Furthermore, what effect are we really having on this text? We “would like to” have the power of a censor, not that we are one. We impose our will on the text to alter it, yet there is authorial resistance. Authorial intrusion has us eliminating our own options in #58 and in the case of #27 the story loss and grief remains even with our alterations.
The final section of Multiple Choice is Reading Comprehension. Three short stories are provided and several questions regarding interpretation are posed. This is a more significant change from the previous questions than it may appear. Sentence Elimination, Order and Completion questions ask us to change or establish a story, and once established interpretation is our own prerogative. Here the story is fixed and we’re directly asked to interpret. In a sense we’re forced back into the typical relationship between a reader and a text.
All of the interpretation options we’re given in Reading Comprehension appear equally plausible. Some questions even ask us what we cannot know, such as the inclusion of Ayahuasca (an Amazonian hallucinogenic) in Text #3. Is it there because the author wanted to add an “ethnic touch”? to encourage drug abuse? is it there on a whim or to empathize with young people? I don’t know and I don’t believe we could know from the mention of Ayahuasca in the story. Why does the author of question #58 believe we, the readers, ruined his life? We don’t know.
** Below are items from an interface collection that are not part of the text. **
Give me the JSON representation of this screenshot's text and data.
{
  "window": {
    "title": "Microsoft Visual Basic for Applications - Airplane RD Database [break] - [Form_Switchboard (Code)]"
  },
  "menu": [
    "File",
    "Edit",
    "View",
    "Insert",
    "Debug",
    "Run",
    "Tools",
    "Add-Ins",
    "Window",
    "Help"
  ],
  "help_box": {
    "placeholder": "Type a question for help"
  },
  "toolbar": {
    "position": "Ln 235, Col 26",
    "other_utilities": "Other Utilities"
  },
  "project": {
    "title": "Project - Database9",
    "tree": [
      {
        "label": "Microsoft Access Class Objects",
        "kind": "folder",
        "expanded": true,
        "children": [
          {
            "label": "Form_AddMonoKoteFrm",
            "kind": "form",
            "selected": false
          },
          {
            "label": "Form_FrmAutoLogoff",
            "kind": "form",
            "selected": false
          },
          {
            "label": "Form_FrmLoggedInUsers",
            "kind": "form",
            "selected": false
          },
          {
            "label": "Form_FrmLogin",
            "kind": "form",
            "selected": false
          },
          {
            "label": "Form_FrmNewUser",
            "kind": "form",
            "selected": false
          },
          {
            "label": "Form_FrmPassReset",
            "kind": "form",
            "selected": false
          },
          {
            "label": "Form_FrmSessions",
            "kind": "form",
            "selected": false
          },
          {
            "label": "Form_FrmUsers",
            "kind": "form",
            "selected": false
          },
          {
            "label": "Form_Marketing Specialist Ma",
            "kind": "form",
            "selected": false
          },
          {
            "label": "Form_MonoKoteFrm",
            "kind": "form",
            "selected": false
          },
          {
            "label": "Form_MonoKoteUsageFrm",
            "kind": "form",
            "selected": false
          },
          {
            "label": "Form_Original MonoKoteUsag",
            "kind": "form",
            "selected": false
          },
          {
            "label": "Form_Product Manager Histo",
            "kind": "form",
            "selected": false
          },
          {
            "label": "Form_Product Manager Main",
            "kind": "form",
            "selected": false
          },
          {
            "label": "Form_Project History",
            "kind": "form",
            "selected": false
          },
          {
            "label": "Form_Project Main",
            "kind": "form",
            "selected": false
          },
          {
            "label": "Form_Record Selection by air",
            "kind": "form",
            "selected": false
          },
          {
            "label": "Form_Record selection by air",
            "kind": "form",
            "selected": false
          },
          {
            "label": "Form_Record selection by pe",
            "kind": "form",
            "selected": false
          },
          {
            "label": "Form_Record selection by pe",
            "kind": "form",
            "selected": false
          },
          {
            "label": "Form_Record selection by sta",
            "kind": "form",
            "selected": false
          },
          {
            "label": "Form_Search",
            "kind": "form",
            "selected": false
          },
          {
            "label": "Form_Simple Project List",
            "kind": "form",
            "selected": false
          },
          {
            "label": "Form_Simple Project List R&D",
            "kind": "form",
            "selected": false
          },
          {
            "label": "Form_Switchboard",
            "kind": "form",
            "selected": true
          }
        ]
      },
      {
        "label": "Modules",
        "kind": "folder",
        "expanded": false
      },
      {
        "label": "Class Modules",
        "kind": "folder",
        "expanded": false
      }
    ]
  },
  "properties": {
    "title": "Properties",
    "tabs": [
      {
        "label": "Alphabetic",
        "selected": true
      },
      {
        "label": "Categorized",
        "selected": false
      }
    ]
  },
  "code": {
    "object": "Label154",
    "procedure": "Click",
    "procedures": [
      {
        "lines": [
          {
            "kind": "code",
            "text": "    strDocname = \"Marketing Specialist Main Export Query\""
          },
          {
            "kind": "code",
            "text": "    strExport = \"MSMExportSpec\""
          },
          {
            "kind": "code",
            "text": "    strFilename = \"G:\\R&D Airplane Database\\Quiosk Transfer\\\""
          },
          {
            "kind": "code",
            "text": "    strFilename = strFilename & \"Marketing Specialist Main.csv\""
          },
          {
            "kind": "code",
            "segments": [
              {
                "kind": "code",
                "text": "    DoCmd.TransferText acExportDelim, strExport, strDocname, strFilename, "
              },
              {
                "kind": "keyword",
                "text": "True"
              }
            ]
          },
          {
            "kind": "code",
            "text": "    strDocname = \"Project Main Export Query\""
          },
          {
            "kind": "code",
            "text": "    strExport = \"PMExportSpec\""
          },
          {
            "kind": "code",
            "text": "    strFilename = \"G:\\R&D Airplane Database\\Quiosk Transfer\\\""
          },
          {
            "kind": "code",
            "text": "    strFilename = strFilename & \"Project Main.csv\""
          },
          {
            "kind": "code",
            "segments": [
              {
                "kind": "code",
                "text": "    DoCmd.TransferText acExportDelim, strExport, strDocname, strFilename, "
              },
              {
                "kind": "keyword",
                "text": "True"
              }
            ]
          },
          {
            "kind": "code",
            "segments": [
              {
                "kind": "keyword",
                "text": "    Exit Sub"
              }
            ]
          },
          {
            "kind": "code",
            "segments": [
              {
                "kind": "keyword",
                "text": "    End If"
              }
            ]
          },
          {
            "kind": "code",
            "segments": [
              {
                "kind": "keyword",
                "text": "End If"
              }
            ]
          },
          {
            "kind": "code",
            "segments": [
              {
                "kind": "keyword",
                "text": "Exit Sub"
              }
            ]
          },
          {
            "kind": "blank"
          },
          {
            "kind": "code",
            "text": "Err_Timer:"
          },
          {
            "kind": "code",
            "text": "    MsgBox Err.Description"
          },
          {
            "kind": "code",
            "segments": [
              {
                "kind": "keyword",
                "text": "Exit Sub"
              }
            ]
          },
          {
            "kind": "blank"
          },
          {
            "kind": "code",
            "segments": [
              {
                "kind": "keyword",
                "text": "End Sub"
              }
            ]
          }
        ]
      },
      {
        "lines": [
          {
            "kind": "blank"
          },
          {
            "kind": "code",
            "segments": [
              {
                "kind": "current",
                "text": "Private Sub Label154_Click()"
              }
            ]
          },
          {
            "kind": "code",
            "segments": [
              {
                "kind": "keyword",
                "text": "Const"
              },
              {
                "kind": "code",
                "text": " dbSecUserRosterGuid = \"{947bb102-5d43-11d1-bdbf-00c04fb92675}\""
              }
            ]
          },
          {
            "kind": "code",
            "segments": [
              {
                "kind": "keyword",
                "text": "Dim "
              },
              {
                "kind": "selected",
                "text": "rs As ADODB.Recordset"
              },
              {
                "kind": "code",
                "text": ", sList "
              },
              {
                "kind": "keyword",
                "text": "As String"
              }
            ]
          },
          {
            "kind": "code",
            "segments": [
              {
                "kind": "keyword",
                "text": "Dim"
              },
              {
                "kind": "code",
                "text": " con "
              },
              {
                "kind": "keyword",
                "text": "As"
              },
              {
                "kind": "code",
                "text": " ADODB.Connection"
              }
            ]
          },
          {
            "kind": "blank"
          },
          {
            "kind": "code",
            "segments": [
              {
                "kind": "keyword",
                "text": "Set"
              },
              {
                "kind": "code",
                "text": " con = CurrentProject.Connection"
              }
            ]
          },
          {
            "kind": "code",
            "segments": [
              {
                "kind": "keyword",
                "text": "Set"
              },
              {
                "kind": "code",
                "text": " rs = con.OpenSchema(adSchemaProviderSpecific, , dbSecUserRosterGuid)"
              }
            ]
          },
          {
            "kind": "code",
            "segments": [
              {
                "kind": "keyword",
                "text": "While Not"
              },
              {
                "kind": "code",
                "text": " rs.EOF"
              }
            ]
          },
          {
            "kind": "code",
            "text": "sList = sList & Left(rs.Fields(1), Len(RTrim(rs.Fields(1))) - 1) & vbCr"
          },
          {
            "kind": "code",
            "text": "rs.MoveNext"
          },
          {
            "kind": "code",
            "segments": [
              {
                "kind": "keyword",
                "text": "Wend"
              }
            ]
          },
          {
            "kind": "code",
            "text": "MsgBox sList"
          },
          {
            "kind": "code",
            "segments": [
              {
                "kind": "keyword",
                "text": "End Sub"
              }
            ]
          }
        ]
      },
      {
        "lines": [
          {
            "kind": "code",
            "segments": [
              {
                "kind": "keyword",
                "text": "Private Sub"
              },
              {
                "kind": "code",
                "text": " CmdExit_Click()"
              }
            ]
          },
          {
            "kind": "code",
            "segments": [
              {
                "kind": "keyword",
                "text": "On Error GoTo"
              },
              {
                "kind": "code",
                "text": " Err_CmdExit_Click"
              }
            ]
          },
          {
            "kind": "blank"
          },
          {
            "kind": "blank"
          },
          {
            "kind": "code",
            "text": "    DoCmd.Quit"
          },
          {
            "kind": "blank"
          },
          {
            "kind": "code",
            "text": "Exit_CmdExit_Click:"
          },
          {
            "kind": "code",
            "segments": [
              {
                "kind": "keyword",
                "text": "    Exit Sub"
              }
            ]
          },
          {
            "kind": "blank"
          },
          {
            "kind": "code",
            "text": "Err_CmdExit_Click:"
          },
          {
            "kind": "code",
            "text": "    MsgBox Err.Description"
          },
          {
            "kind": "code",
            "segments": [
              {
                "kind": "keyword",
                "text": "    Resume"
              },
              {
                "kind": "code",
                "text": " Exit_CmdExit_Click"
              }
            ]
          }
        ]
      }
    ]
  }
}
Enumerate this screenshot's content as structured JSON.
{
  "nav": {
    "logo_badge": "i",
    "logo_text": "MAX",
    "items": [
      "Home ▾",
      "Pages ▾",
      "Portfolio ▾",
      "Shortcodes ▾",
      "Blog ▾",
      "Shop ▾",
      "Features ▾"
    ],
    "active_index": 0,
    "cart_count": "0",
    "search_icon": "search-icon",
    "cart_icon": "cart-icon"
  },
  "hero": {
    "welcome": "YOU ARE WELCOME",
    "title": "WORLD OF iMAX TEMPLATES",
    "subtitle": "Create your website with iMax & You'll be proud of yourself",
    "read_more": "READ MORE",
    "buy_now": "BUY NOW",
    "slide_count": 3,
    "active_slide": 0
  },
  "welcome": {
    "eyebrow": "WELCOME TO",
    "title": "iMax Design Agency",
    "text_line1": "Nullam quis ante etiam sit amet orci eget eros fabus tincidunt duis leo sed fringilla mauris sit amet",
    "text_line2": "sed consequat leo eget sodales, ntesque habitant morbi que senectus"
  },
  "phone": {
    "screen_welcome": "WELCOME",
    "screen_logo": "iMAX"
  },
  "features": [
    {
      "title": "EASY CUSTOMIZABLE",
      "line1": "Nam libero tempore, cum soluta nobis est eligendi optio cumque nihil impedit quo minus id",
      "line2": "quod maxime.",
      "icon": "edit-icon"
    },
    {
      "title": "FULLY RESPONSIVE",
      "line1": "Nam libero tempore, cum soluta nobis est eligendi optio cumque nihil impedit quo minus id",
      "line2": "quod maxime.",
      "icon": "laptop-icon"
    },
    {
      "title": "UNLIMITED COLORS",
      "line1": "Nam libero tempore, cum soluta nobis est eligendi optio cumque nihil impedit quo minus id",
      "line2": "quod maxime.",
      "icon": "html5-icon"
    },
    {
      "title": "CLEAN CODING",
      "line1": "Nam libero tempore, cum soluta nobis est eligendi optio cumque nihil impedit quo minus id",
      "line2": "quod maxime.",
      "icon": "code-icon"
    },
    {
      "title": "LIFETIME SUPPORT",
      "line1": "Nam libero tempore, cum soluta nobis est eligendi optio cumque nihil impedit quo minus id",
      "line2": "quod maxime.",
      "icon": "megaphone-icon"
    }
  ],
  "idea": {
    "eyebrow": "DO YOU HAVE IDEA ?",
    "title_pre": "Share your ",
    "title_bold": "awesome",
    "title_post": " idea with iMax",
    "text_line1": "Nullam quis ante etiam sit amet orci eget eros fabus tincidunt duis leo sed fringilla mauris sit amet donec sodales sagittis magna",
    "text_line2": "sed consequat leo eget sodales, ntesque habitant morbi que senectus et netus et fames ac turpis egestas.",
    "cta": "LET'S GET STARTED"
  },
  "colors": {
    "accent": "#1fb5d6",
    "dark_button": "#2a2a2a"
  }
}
Not only does this section show the futility of searching for a singular truth or meaning in a literary text, it also begins to show the conceitedness of believing one can discover the correct interpretation of a literary text when so many plausible options exist. This sparse, abstract literary text gives us ample room to interpret and to question the very goal of interpretation. Perhaps imposing my own reading of Multiple Choice is a censorious act.
Multiple Choice still has moments of excess and melodrama despite all this sparseness. Questions #27 and #58 repeat “You cry” and “I hate you” respectively; do these sentiments need to be underscored with duplication? The text opening presents the hitherto unmentioned Excluded Term section. Unmentioned because it overindulges in boring poeticism. The reader is asked to mark the word in a list of five which has no relation to the heading or the other four words.
The heading “Body,” for example, has the following terms listed beneath: Dust, Ashes, Dirt, Grit and Smut. While this may indicate something about the test writer, remarks on the dirtiness and the transitory properties of the human body are not anything new. “Silence” is a heading in question #23 and #24. In the second instance “Silence” is followed by the word ‘Silence’ five times. Though it may not seem like it, these are the best examples from the section. At least these clichés are presented in a novel way.
Multiple Choice may be so abstract that we impose more meaning on it than it provides or intends. In this way the text is like a Mark Rothko or Jackson Pollock painting. The work’s simplicity or complexity, and it’s meaning, lies more with us than with the work itself. Multiple Choice, like a real test, tells us about ourselves. Like a real test, it gives us questions, not answers.